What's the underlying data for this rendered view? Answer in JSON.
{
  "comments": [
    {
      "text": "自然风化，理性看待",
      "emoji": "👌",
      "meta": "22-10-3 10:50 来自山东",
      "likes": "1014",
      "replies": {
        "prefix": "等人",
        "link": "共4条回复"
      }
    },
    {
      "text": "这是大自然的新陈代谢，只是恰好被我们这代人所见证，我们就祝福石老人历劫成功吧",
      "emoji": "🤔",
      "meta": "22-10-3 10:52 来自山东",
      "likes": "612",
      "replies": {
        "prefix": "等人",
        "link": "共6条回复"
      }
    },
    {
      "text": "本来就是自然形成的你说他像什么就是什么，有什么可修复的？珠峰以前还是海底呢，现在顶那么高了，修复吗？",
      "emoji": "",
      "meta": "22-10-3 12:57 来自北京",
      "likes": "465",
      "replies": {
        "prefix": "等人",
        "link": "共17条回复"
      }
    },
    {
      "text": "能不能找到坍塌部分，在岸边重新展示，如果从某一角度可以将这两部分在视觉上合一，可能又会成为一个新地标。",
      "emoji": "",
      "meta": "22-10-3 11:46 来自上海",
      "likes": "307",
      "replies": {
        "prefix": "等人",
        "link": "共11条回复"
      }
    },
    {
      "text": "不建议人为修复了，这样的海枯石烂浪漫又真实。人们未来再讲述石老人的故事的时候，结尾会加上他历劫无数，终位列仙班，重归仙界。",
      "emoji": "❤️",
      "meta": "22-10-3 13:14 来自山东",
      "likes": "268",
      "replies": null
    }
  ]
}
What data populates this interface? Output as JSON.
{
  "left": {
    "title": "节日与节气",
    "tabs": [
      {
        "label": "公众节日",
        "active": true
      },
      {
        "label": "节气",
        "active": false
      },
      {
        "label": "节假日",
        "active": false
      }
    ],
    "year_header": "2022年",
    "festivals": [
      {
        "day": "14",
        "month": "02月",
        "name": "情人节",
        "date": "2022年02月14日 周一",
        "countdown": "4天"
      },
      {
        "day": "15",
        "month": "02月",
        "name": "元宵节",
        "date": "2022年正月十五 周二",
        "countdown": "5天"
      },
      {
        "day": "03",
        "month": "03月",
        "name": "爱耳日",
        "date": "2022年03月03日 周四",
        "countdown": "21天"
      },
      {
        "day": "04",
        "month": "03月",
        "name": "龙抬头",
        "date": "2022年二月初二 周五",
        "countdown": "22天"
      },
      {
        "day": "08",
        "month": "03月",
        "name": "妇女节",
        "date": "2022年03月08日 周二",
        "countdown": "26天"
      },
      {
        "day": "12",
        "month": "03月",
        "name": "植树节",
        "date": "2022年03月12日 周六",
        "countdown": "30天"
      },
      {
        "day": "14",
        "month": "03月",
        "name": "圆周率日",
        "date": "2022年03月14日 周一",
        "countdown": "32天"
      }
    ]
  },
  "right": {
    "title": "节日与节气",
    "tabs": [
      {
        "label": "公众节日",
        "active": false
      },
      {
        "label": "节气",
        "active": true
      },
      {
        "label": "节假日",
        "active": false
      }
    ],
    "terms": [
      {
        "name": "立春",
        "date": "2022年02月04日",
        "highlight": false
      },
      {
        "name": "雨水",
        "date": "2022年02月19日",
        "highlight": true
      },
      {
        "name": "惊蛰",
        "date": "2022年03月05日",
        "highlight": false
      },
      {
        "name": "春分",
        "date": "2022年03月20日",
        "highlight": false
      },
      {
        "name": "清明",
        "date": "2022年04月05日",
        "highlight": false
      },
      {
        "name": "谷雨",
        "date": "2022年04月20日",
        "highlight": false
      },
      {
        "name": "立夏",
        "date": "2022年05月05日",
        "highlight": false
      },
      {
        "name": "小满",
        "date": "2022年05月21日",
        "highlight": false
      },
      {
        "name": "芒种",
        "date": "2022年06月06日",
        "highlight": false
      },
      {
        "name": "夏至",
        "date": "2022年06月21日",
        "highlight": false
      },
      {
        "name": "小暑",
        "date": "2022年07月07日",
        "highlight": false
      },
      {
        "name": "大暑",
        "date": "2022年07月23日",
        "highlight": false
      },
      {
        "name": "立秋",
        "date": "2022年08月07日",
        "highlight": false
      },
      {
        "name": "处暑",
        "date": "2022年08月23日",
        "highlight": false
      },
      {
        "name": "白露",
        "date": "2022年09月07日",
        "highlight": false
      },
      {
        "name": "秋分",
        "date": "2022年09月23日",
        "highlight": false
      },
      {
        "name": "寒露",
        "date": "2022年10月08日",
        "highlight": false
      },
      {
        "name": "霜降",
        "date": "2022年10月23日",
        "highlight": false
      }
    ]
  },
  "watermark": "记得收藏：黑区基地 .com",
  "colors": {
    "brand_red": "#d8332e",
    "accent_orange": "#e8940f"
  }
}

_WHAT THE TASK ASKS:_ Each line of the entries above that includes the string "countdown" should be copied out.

_EXERCISE SOLUTION:_
        "countdown": "4天"
        "countdown": "5天"
        "countdown": "21天"
        "countdown": "22天"
        "countdown": "26天"
        "countdown": "30天"
        "countdown": "32天"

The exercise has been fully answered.